The 2015 law requires companies that hire or contract with drivers of taxis, for-hire transportation companies and app-based services to bargain with them if a majority show they want to be represented.
The law has been seen as a test case for the changing 21st-century workforce, with the city arguing that letting drivers bargain over their working conditions will make the industry safer and more reliable and protect workers from unjust terminations. Seattle has been a national leader on workers’ rights, gradually raising its minimum wage to $15 and requiring most employers to provide paid sick leave.

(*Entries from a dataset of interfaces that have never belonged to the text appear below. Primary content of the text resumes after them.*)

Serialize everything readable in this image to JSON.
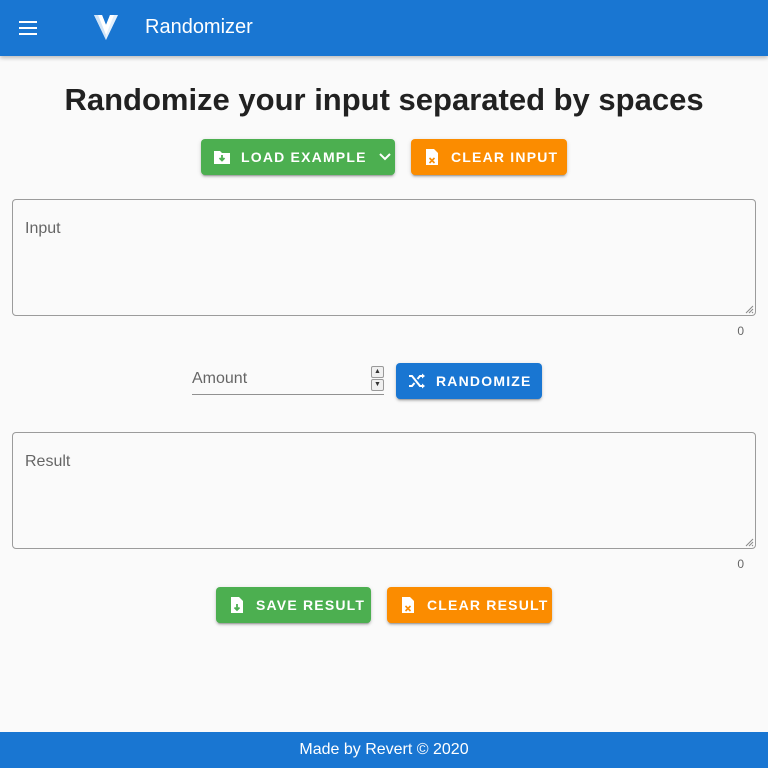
{
  "appbar": {
    "title": "Randomizer",
    "menu_icon": "hamburger-menu-icon",
    "logo": "vuetify-logo"
  },
  "page_title": "Randomize your input separated by spaces",
  "input_actions": {
    "load_example_label": "LOAD EXAMPLE",
    "clear_input_label": "CLEAR INPUT"
  },
  "input": {
    "label": "Input",
    "value": "",
    "counter": "0"
  },
  "amount": {
    "label": "Amount",
    "value": ""
  },
  "randomize_label": "RANDOMIZE",
  "result": {
    "label": "Result",
    "value": "",
    "counter": "0"
  },
  "result_actions": {
    "save_result_label": "SAVE RESULT",
    "clear_result_label": "CLEAR RESULT"
  },
  "footer": {
    "text": "Made by Revert © 2020"
  },
  "colors": {
    "primary": "#1976d2",
    "success": "#4caf50",
    "warning": "#fb8c00"
  }
}
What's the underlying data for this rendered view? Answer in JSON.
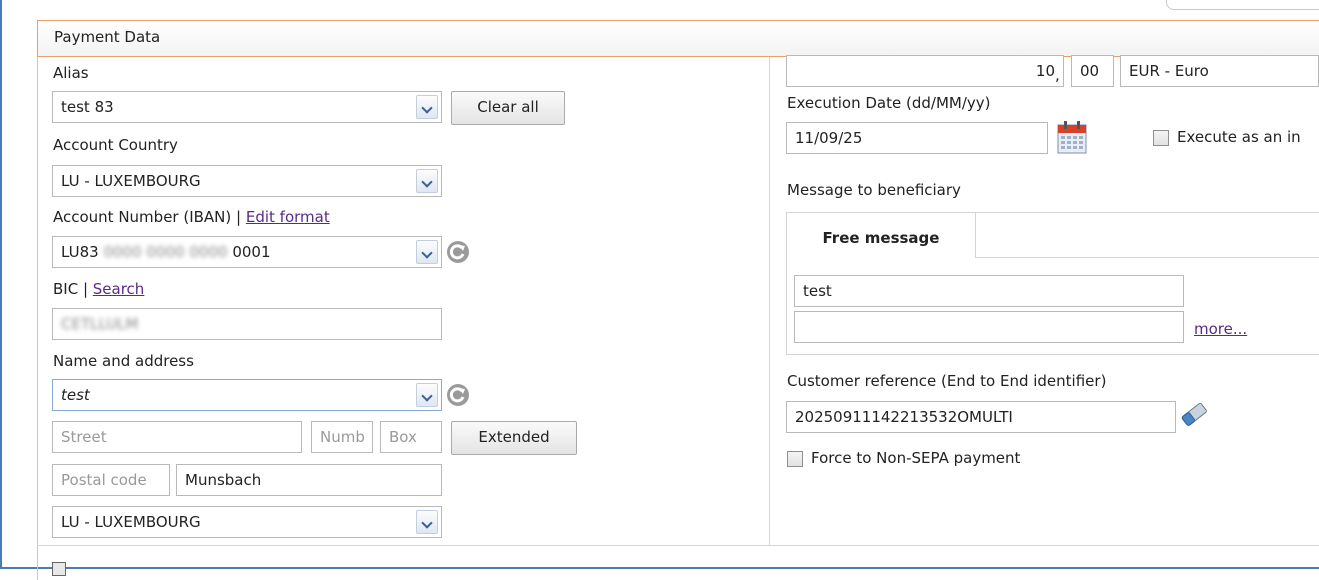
{
  "panel": {
    "title": "Payment Data"
  },
  "left": {
    "alias_label": "Alias",
    "alias_value": "test 83",
    "clear_all_label": "Clear all",
    "account_country_label": "Account Country",
    "account_country_value": "LU - LUXEMBOURG",
    "iban_label": "Account Number (IBAN) | ",
    "iban_edit_link": "Edit format",
    "iban_prefix": "LU83",
    "iban_blurred": "0000 0000 0000",
    "iban_suffix": "0001",
    "bic_label": "BIC | ",
    "bic_search_link": "Search",
    "bic_value_blurred": "CETLLULM",
    "name_address_label": "Name and address",
    "name_value": "test",
    "street_placeholder": "Street",
    "number_placeholder": "Numb",
    "box_placeholder": "Box",
    "extended_label": "Extended",
    "postal_placeholder": "Postal code",
    "city_value": "Munsbach",
    "address_country_value": "LU - LUXEMBOURG"
  },
  "right": {
    "amount_integer": "10",
    "amount_separator": ",",
    "amount_decimal": "00",
    "currency_value": "EUR - Euro",
    "execution_date_label": "Execution Date (dd/MM/yy)",
    "execution_date_value": "11/09/25",
    "execute_instant_label": "Execute as an in",
    "message_label": "Message to beneficiary",
    "tab_free_message": "Free message",
    "message_line1": "test",
    "message_line2": "",
    "more_link": "more...",
    "customer_ref_label": "Customer reference (End to End identifier)",
    "customer_ref_value": "20250911142213532OMULTI",
    "force_non_sepa_label": "Force to Non-SEPA payment"
  },
  "colors": {
    "header_border": "#e8a06a",
    "link": "#5a2a8a",
    "frame": "#4a7ab8"
  },
  "icons": [
    "chevron-down-icon",
    "refresh-icon",
    "calendar-icon",
    "eraser-icon"
  ]
}
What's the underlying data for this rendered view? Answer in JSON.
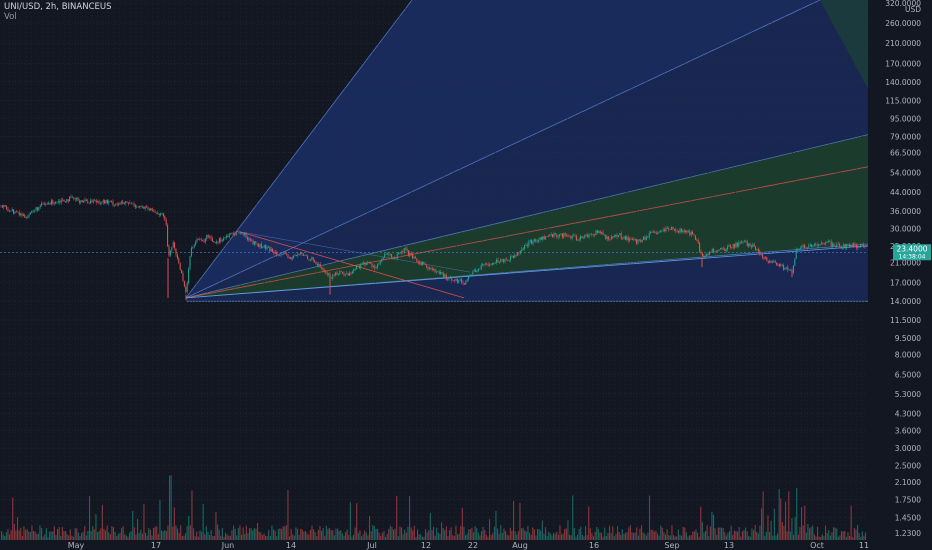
{
  "header": {
    "symbol_line": "UNI/USD, 2h, BINANCEUS",
    "volume_label": "Vol"
  },
  "price_axis": {
    "unit": "USD",
    "current_price_label": "23.4000",
    "current_price_label_2": "14:38:04"
  },
  "colors": {
    "background": "#131722",
    "grid": "#2a2e39",
    "fan_blue": "#1f3c8c",
    "fan_green": "#1f4a30",
    "up_candle": "#26a69a",
    "down_candle": "#ef5350",
    "median_line": "#e05050",
    "price_line": "#4a7fd0",
    "current_price_bg": "#26a69a"
  },
  "chart_data": {
    "type": "candlestick",
    "scale": "log",
    "y_ticks": [
      "320.0000",
      "260.0000",
      "210.0000",
      "170.0000",
      "140.0000",
      "115.0000",
      "95.0000",
      "79.0000",
      "66.5000",
      "54.0000",
      "44.0000",
      "36.0000",
      "30.0000",
      "25.0000",
      "21.0000",
      "17.0000",
      "14.0000",
      "11.5000",
      "9.5000",
      "8.0000",
      "6.5000",
      "5.3000",
      "4.3000",
      "3.6000",
      "3.0000",
      "2.5000",
      "2.1000",
      "1.7500",
      "1.4500",
      "1.2300"
    ],
    "y_tick_values": [
      320,
      260,
      210,
      170,
      140,
      115,
      95,
      79,
      66.5,
      54,
      44,
      36,
      30,
      25,
      21,
      17,
      14,
      11.5,
      9.5,
      8,
      6.5,
      5.3,
      4.3,
      3.6,
      3,
      2.5,
      2.1,
      1.75,
      1.45,
      1.23
    ],
    "x_ticks": [
      "May",
      "17",
      "Jun",
      "14",
      "Jul",
      "12",
      "22",
      "Aug",
      "16",
      "Sep",
      "13",
      "Oct",
      "11"
    ],
    "price_path": [
      [
        0,
        38
      ],
      [
        12,
        36
      ],
      [
        25,
        34
      ],
      [
        40,
        38
      ],
      [
        55,
        40
      ],
      [
        70,
        41
      ],
      [
        85,
        40
      ],
      [
        100,
        40
      ],
      [
        115,
        39
      ],
      [
        130,
        39
      ],
      [
        145,
        37
      ],
      [
        160,
        35
      ],
      [
        165,
        33
      ],
      [
        168,
        22
      ],
      [
        172,
        26
      ],
      [
        178,
        21
      ],
      [
        182,
        18
      ],
      [
        186,
        15
      ],
      [
        190,
        24
      ],
      [
        196,
        27
      ],
      [
        202,
        26
      ],
      [
        208,
        28
      ],
      [
        214,
        26
      ],
      [
        222,
        27
      ],
      [
        230,
        28
      ],
      [
        236,
        29
      ],
      [
        244,
        28
      ],
      [
        252,
        26
      ],
      [
        260,
        25
      ],
      [
        270,
        24
      ],
      [
        280,
        23
      ],
      [
        290,
        22
      ],
      [
        300,
        23
      ],
      [
        310,
        22
      ],
      [
        320,
        20
      ],
      [
        330,
        18
      ],
      [
        338,
        19
      ],
      [
        348,
        18.5
      ],
      [
        356,
        20
      ],
      [
        366,
        21
      ],
      [
        376,
        20
      ],
      [
        386,
        23
      ],
      [
        394,
        22
      ],
      [
        404,
        24
      ],
      [
        412,
        22
      ],
      [
        420,
        21
      ],
      [
        428,
        20
      ],
      [
        436,
        19
      ],
      [
        446,
        18
      ],
      [
        456,
        17.5
      ],
      [
        464,
        17
      ],
      [
        472,
        19
      ],
      [
        480,
        20
      ],
      [
        490,
        21
      ],
      [
        500,
        21.5
      ],
      [
        510,
        22
      ],
      [
        520,
        24
      ],
      [
        530,
        26
      ],
      [
        540,
        27
      ],
      [
        552,
        28
      ],
      [
        564,
        28
      ],
      [
        576,
        27
      ],
      [
        588,
        28
      ],
      [
        598,
        29
      ],
      [
        608,
        27
      ],
      [
        618,
        28
      ],
      [
        628,
        27
      ],
      [
        638,
        26
      ],
      [
        648,
        28
      ],
      [
        660,
        29
      ],
      [
        672,
        30
      ],
      [
        684,
        29
      ],
      [
        694,
        28
      ],
      [
        702,
        22
      ],
      [
        712,
        24
      ],
      [
        722,
        24
      ],
      [
        732,
        25
      ],
      [
        742,
        26
      ],
      [
        752,
        25
      ],
      [
        762,
        22
      ],
      [
        772,
        21
      ],
      [
        782,
        20
      ],
      [
        792,
        19
      ],
      [
        796,
        24
      ],
      [
        806,
        25
      ],
      [
        816,
        25
      ],
      [
        826,
        26
      ],
      [
        836,
        25
      ],
      [
        846,
        25
      ],
      [
        856,
        25
      ],
      [
        866,
        25
      ]
    ],
    "fan_origin_date_index": 186,
    "fan_origin_price": 14.5,
    "note_lines": "pitchfan"
  }
}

However, critics argued that it flouted federal labor law and would have dire consequences for the popular services in Seattle. Two federal court cases challenged the measure, one by the chamber and one by 11 drivers represented by the National Right to Work Legal Defense Foundation.
U.S. District Judge Robert Lasnik initially placed the law on hold pending those challenges. But last month, he rejected both cases and said he would allow the city to begin implementing the measure.
“The city looks forward to continuing to defend this publicly important law on appeal,” said assistant city attorney Michael Ryan.